I did have to wait a while after pregnancy. It took me about 6 months to go back down to my full pre-pregnancy weight, and on top of that… I had a lot of other stuff I wanted to get to first. What finally made me just sit down and start drafting the pattern was a post on my instagram, where I talked about the first 18th century dress I made.
Seeing that sad creature on my IG made me want to redo it. I spent the next 19 days frantically sewing, in hopes of getting it ready for my photoshoot.
I originally made my pattern via the draping method.
Now, I had no idea this project was a dream project for many.

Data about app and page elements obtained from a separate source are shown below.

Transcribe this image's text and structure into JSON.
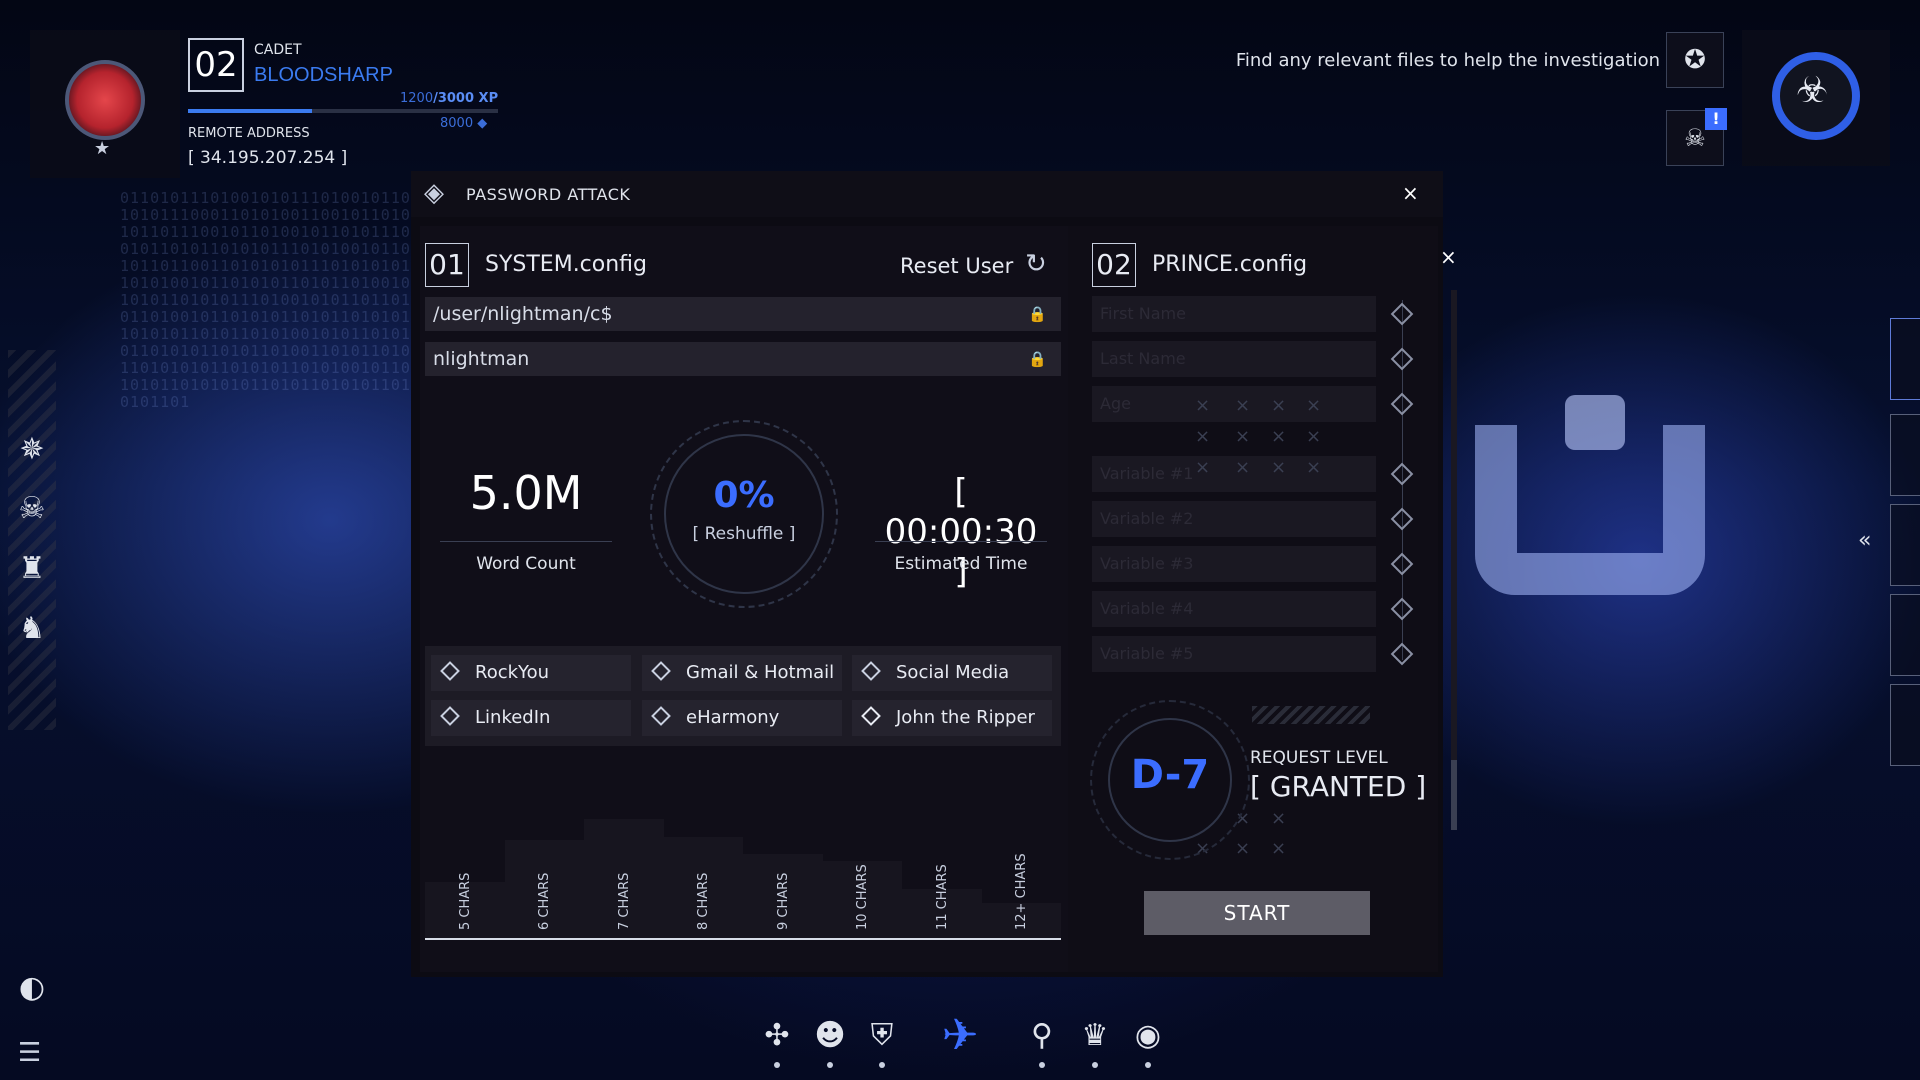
{
  "player": {
    "level": "02",
    "rank": "CADET",
    "name": "BLOODSHARP",
    "xp_current": "1200",
    "xp_max": "/3000 XP",
    "xp_progress": 0.4,
    "credits": "8000",
    "remote_label": "REMOTE ADDRESS",
    "remote_address": "[ 34.195.207.254 ]"
  },
  "objective": {
    "text": "Find any relevant files to help the investigation",
    "alert_badge": "!"
  },
  "window": {
    "title": "PASSWORD ATTACK",
    "close": "×"
  },
  "system_panel": {
    "number": "01",
    "title": "SYSTEM.config",
    "reset_label": "Reset User",
    "path_value": "/user/nlightman/c$",
    "user_value": "nlightman",
    "word_count": "5.0M",
    "word_count_label": "Word Count",
    "progress": "0%",
    "progress_sub": "[ Reshuffle ]",
    "estimated_time": "[ 00:00:30 ]",
    "estimated_label": "Estimated Time",
    "dictionaries": [
      {
        "label": "RockYou",
        "selected": false
      },
      {
        "label": "Gmail & Hotmail",
        "selected": false
      },
      {
        "label": "Social Media",
        "selected": false
      },
      {
        "label": "LinkedIn",
        "selected": false
      },
      {
        "label": "eHarmony",
        "selected": false
      },
      {
        "label": "John the Ripper",
        "selected": true
      }
    ],
    "histogram": {
      "labels": [
        "5 CHARS",
        "6 CHARS",
        "7 CHARS",
        "8 CHARS",
        "9 CHARS",
        "10 CHARS",
        "11 CHARS",
        "12+ CHARS"
      ],
      "levels": [
        0.4,
        0.7,
        0.85,
        0.72,
        0.6,
        0.55,
        0.35,
        0.25
      ]
    }
  },
  "prince_panel": {
    "number": "02",
    "title": "PRINCE.config",
    "close": "×",
    "fields": [
      "First Name",
      "Last Name",
      "Age",
      "Variable #1",
      "Variable #2",
      "Variable #3",
      "Variable #4",
      "Variable #5"
    ],
    "level_code": "D-7",
    "request_label": "REQUEST LEVEL",
    "request_value": "[ GRANTED ]",
    "start_label": "START"
  },
  "icons": {
    "left": [
      "compass-icon",
      "skull-icon",
      "chess-icon",
      "helmet-icon"
    ],
    "bottom": [
      "nodes-icon",
      "agent-icon",
      "shield-w-icon",
      "bird-emblem-icon",
      "map-pin-icon",
      "crown-icon",
      "eye-icon"
    ]
  },
  "colors": {
    "accent": "#3b6dff",
    "player_name": "#3b7bf0",
    "avatar": "#c7262f"
  }
}
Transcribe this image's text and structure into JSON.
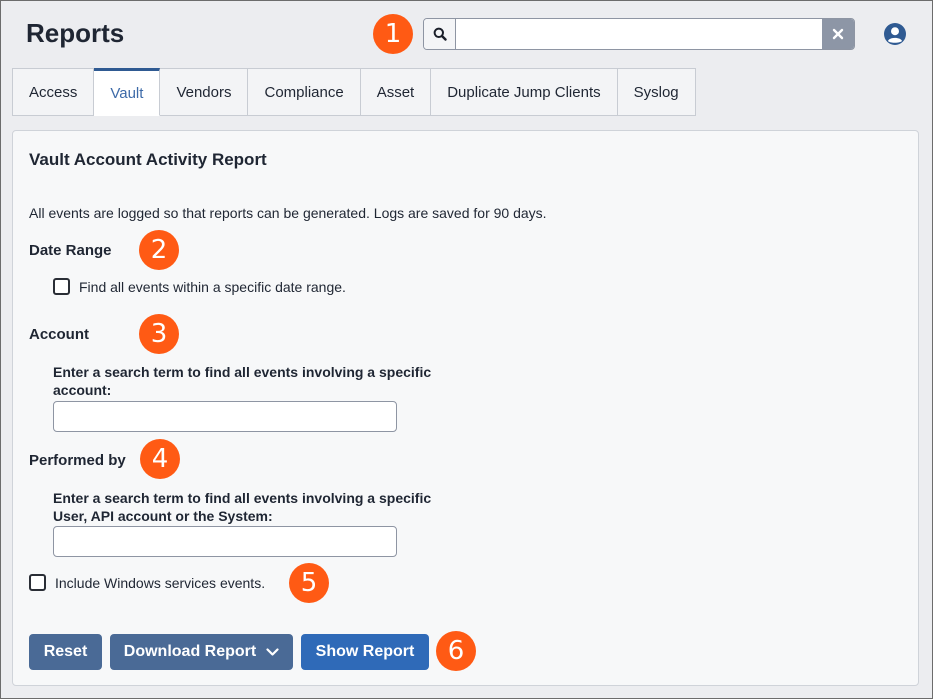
{
  "header": {
    "title": "Reports",
    "search": {
      "value": "",
      "placeholder": ""
    }
  },
  "callouts": [
    "1",
    "2",
    "3",
    "4",
    "5",
    "6"
  ],
  "tabs": [
    {
      "label": "Access",
      "active": false
    },
    {
      "label": "Vault",
      "active": true
    },
    {
      "label": "Vendors",
      "active": false
    },
    {
      "label": "Compliance",
      "active": false
    },
    {
      "label": "Asset",
      "active": false
    },
    {
      "label": "Duplicate Jump Clients",
      "active": false
    },
    {
      "label": "Syslog",
      "active": false
    }
  ],
  "report": {
    "title": "Vault Account Activity Report",
    "intro": "All events are logged so that reports can be generated. Logs are saved for 90 days.",
    "date_range": {
      "heading": "Date Range",
      "checkbox_label": "Find all events within a specific date range.",
      "checked": false
    },
    "account": {
      "heading": "Account",
      "field_label": "Enter a search term to find all events involving a specific account:",
      "value": ""
    },
    "performed_by": {
      "heading": "Performed by",
      "field_label": "Enter a search term to find all events involving a specific User, API account or the System:",
      "value": ""
    },
    "windows_services": {
      "checkbox_label": "Include Windows services events.",
      "checked": false
    }
  },
  "actions": {
    "reset_label": "Reset",
    "download_label": "Download Report",
    "show_label": "Show Report"
  },
  "colors": {
    "callout": "#ff5a14",
    "primary_button": "#2f6ab8",
    "secondary_button": "#4a6a96",
    "active_tab_text": "#3d6aa8"
  },
  "icons": {
    "search": "search-icon",
    "clear": "close-icon",
    "user": "user-circle-icon",
    "dropdown": "chevron-down-icon"
  }
}
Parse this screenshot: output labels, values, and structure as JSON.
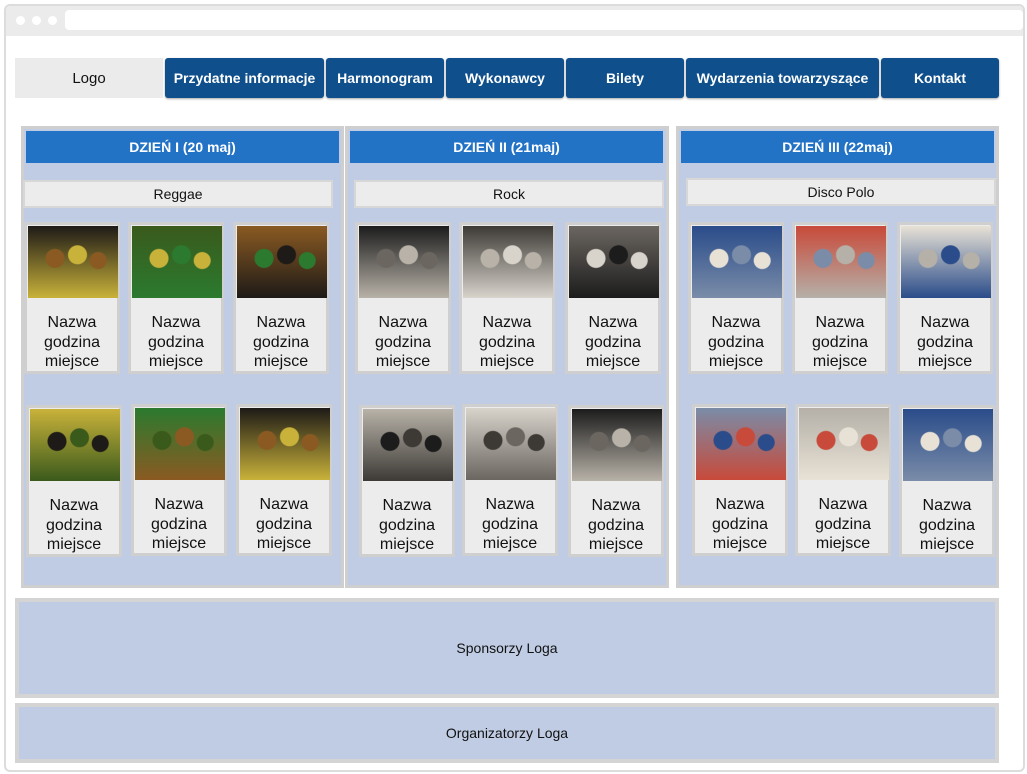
{
  "nav": {
    "logo": "Logo",
    "items": [
      "Przydatne informacje",
      "Harmonogram",
      "Wykonawcy",
      "Bilety",
      "Wydarzenia towarzyszące",
      "Kontakt"
    ]
  },
  "days": [
    {
      "title": "DZIEŃ I (20 maj)",
      "genre": "Reggae",
      "cards": [
        {
          "name": "Nazwa",
          "time": "godzina",
          "place": "miejsce",
          "photo": "reggae-band-photo"
        },
        {
          "name": "Nazwa",
          "time": "godzina",
          "place": "miejsce",
          "photo": "reggae-band-photo"
        },
        {
          "name": "Nazwa",
          "time": "godzina",
          "place": "miejsce",
          "photo": "reggae-band-photo"
        },
        {
          "name": "Nazwa",
          "time": "godzina",
          "place": "miejsce",
          "photo": "reggae-band-photo"
        },
        {
          "name": "Nazwa",
          "time": "godzina",
          "place": "miejsce",
          "photo": "reggae-band-photo"
        },
        {
          "name": "Nazwa",
          "time": "godzina",
          "place": "miejsce",
          "photo": "reggae-band-photo"
        }
      ]
    },
    {
      "title": "DZIEŃ II (21maj)",
      "genre": "Rock",
      "cards": [
        {
          "name": "Nazwa",
          "time": "godzina",
          "place": "miejsce",
          "photo": "rock-band-photo"
        },
        {
          "name": "Nazwa",
          "time": "godzina",
          "place": "miejsce",
          "photo": "rock-band-photo"
        },
        {
          "name": "Nazwa",
          "time": "godzina",
          "place": "miejsce",
          "photo": "rock-band-photo"
        },
        {
          "name": "Nazwa",
          "time": "godzina",
          "place": "miejsce",
          "photo": "rock-band-photo"
        },
        {
          "name": "Nazwa",
          "time": "godzina",
          "place": "miejsce",
          "photo": "rock-band-photo"
        },
        {
          "name": "Nazwa",
          "time": "godzina",
          "place": "miejsce",
          "photo": "rock-band-photo"
        }
      ]
    },
    {
      "title": "DZIEŃ III (22maj)",
      "genre": "Disco Polo",
      "cards": [
        {
          "name": "Nazwa",
          "time": "godzina",
          "place": "miejsce",
          "photo": "disco-polo-band-photo"
        },
        {
          "name": "Nazwa",
          "time": "godzina",
          "place": "miejsce",
          "photo": "disco-polo-band-photo"
        },
        {
          "name": "Nazwa",
          "time": "godzina",
          "place": "miejsce",
          "photo": "disco-polo-band-photo"
        },
        {
          "name": "Nazwa",
          "time": "godzina",
          "place": "miejsce",
          "photo": "disco-polo-band-photo"
        },
        {
          "name": "Nazwa",
          "time": "godzina",
          "place": "miejsce",
          "photo": "disco-polo-band-photo"
        },
        {
          "name": "Nazwa",
          "time": "godzina",
          "place": "miejsce",
          "photo": "disco-polo-band-photo"
        }
      ]
    }
  ],
  "sponsors": "Sponsorzy Loga",
  "organizers": "Organizatorzy Loga",
  "colors": {
    "nav_button": "#0f4f8c",
    "day_header": "#2272c6",
    "panel": "#bfcce3",
    "card": "#ececec"
  }
}
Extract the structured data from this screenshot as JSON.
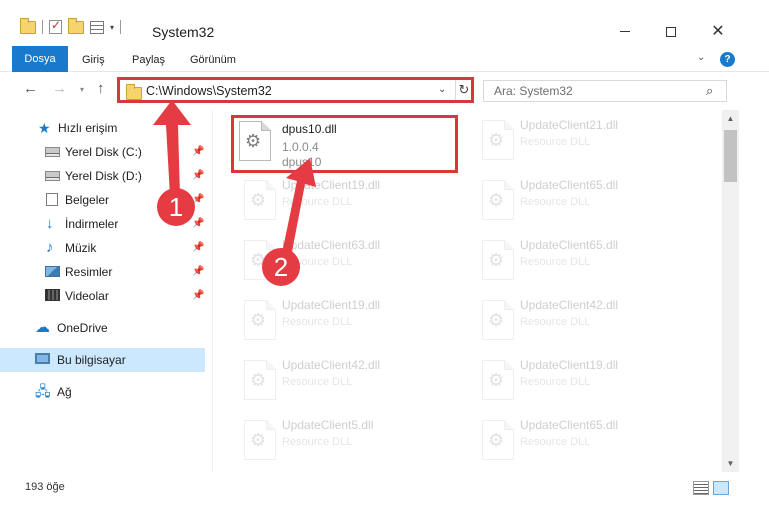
{
  "window": {
    "title": "System32",
    "quick_access_dropdown": "▾",
    "minimize_label": "",
    "close_glyph": "✕"
  },
  "ribbon": {
    "tabs": [
      "Dosya",
      "Giriş",
      "Paylaş",
      "Görünüm"
    ],
    "collapse_glyph": "⌄",
    "help_glyph": "?"
  },
  "address": {
    "path": "C:\\Windows\\System32",
    "search_placeholder": "Ara: System32"
  },
  "sidebar": {
    "items": [
      {
        "label": "Hızlı erişim",
        "icon": "star-icon",
        "pinned": false
      },
      {
        "label": "Yerel Disk (C:)",
        "icon": "disk-icon",
        "pinned": true
      },
      {
        "label": "Yerel Disk (D:)",
        "icon": "disk-icon",
        "pinned": true
      },
      {
        "label": "Belgeler",
        "icon": "document-icon",
        "pinned": true
      },
      {
        "label": "İndirmeler",
        "icon": "download-icon",
        "pinned": true
      },
      {
        "label": "Müzik",
        "icon": "music-icon",
        "pinned": true
      },
      {
        "label": "Resimler",
        "icon": "pictures-icon",
        "pinned": true
      },
      {
        "label": "Videolar",
        "icon": "video-icon",
        "pinned": true
      },
      {
        "label": "OneDrive",
        "icon": "cloud-icon",
        "pinned": false
      },
      {
        "label": "Bu bilgisayar",
        "icon": "computer-icon",
        "pinned": false,
        "selected": true
      },
      {
        "label": "Ağ",
        "icon": "network-icon",
        "pinned": false
      }
    ]
  },
  "files": {
    "highlighted": {
      "name": "dpus10.dll",
      "version": "1.0.0.4",
      "description": "dpus10"
    },
    "left_column": [
      {
        "name": "UpdateClient19.dll",
        "type": "Resource DLL"
      },
      {
        "name": "UpdateClient63.dll",
        "type": "Resource DLL"
      },
      {
        "name": "UpdateClient19.dll",
        "type": "Resource DLL"
      },
      {
        "name": "UpdateClient42.dll",
        "type": "Resource DLL"
      },
      {
        "name": "UpdateClient5.dll",
        "type": "Resource DLL"
      }
    ],
    "right_column": [
      {
        "name": "UpdateClient21.dll",
        "type": "Resource DLL"
      },
      {
        "name": "UpdateClient65.dll",
        "type": "Resource DLL"
      },
      {
        "name": "UpdateClient65.dll",
        "type": "Resource DLL"
      },
      {
        "name": "UpdateClient42.dll",
        "type": "Resource DLL"
      },
      {
        "name": "UpdateClient19.dll",
        "type": "Resource DLL"
      },
      {
        "name": "UpdateClient65.dll",
        "type": "Resource DLL"
      }
    ]
  },
  "status": {
    "item_count": "193 öğe"
  },
  "callouts": [
    "1",
    "2"
  ],
  "colors": {
    "accent": "#1979ca",
    "highlight_border": "#d9373b",
    "callout": "#e53b42",
    "selected_bg": "#cce8ff"
  }
}
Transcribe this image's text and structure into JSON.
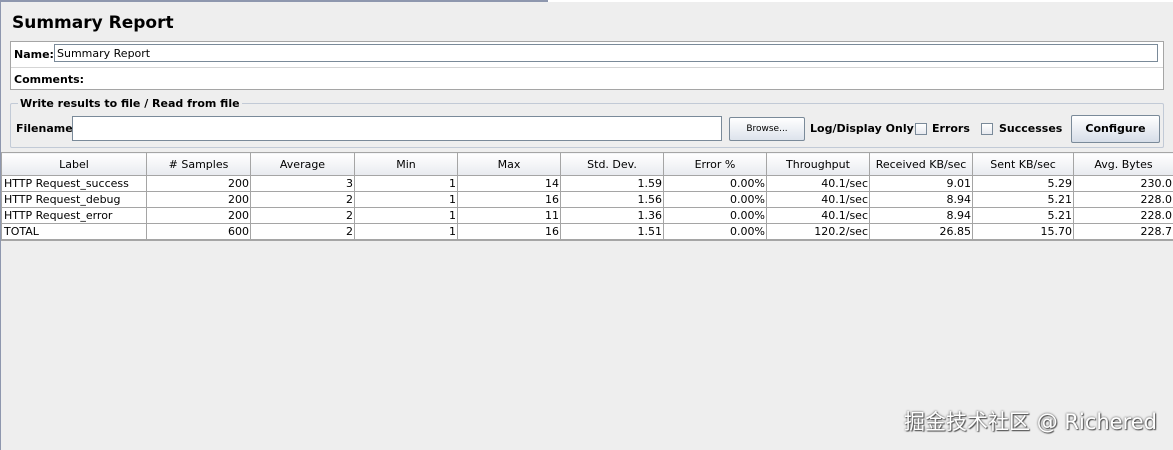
{
  "panel": {
    "title": "Summary Report"
  },
  "name_section": {
    "name_label": "Name:",
    "name_value": "Summary Report",
    "comments_label": "Comments:"
  },
  "file_section": {
    "group_title": "Write results to file / Read from file",
    "filename_label": "Filename",
    "filename_value": "",
    "browse_label": "Browse...",
    "log_display_label": "Log/Display Only:",
    "errors_label": "Errors",
    "successes_label": "Successes",
    "configure_label": "Configure"
  },
  "table": {
    "columns": [
      "Label",
      "# Samples",
      "Average",
      "Min",
      "Max",
      "Std. Dev.",
      "Error %",
      "Throughput",
      "Received KB/sec",
      "Sent KB/sec",
      "Avg. Bytes"
    ],
    "rows": [
      [
        "HTTP Request_success",
        "200",
        "3",
        "1",
        "14",
        "1.59",
        "0.00%",
        "40.1/sec",
        "9.01",
        "5.29",
        "230.0"
      ],
      [
        "HTTP Request_debug",
        "200",
        "2",
        "1",
        "16",
        "1.56",
        "0.00%",
        "40.1/sec",
        "8.94",
        "5.21",
        "228.0"
      ],
      [
        "HTTP Request_error",
        "200",
        "2",
        "1",
        "11",
        "1.36",
        "0.00%",
        "40.1/sec",
        "8.94",
        "5.21",
        "228.0"
      ],
      [
        "TOTAL",
        "600",
        "2",
        "1",
        "16",
        "1.51",
        "0.00%",
        "120.2/sec",
        "26.85",
        "15.70",
        "228.7"
      ]
    ]
  },
  "watermark": "掘金技术社区 @ Richered",
  "colors": {
    "background": "#eeeeee",
    "border": "#a5a5a5",
    "frame_accent": "#8e97ae"
  }
}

So if you guys want to sew along with me, and use my project as a guide for your own, please do! It would be an honor! To help all of you out, I’m sharing my PDF of my pattern free of charge. You can click below to download it.
FYI: Please note to measure yourself ON TOP of your corset. I used my red threaded 1780’s front lacing synthetic whalebone corset, which has been custom adjusted to my body (somewhere between an XS to a S). With this corset, I have a 31″ bust and a 26″ waist. This pattern is sized to those measurements. I will not be releasing this pattern with any other sizes, and would highly recommend using the drafting method and my lines to make your own if you are different.
Also FYI: This is a PDF. To print, open in whatever pdf viewer, and then go to Print. Click “Poster”, and print at 100% (do not resize), and it should print on your home printer as multiple pages for you to scotch tape together.
Please note that this is a rough guide to sewing this dress. I cite my sources and tell you where to go for the instructions on how to sew this dress – anything further is all up to you.
Sources for instructions:
- So the back of the original Met gown and the Sleepy Hollow gown is sewn “En fourreau”. I used my knowledge of en fourreau gowns from Larkin and Smith English gown pattern.
- The rest of the gown is kind of sewn up like an Italian gown. I used the American Duchess instructions “English gown” for that.
- The pattern does not include sleeve patterns. I used my favorite 18th century sleeve pattern (The JP Ryan Anglaise gown) pattern for the sleeves, but feel free to use your favorite.
In any case, this is how I made mine:
- I made a lining out of cotton coutil. I find twill works just as well for this. While the original was almost certainly lined in linen, I find that linen tends to stretch and distort, so I stopped using linen as a lining. I feel vindicated in this, when I found out that Academy Award winner Gwen Russell also uses cotton duck for lining since it olds up better for wearing and rewearing.
- Once the lining was on, I started cutting out the back pieces. I used the English Gown pattern instructions to sew the back “En fourreau” style.
- I used two different needles with two different threads at the same time to make sure I had the right color thread on the right colored stripe. This was not actually done on the original but I enjoyed doing it this way. 🙂
- Now, this may sound weird – but the gown foes from classic anglaise style in the back, to an more of an Italian style gown. (Look at the AD book for the definitions). While pleating up the skirt, I ran into an issue with this. To get around this, I cut a vertical slit, around 4″ long from the top, and folded the gown under the edge of the bodice, and then pleated the rest of the skirt a la the “Italian Gown” instructions in the American Duchess book. If this sounds confusing, don’t worry about it- pleat it however it looks pretty and makes you happy. I have no idea if what I did was HA.
- I did line the “flippy flappies” in the front of the gown in linen so that it would act a little more free and less thiff than it would have in the coutil.
- The front of the gown is sewn to the sides of the “zone front”.
- I used a pinking iron to make the pinks. I finaly found a use for my Monitor magazines! The original pinks were about 3/4″, mine was 1″. I then sewed it on.
- To close the gown in front, I just pin it closed using dress pins.
Okies, now that that’s all done, time for fun photos of me wearing the dress!
Some detail shots, also by Lindsey: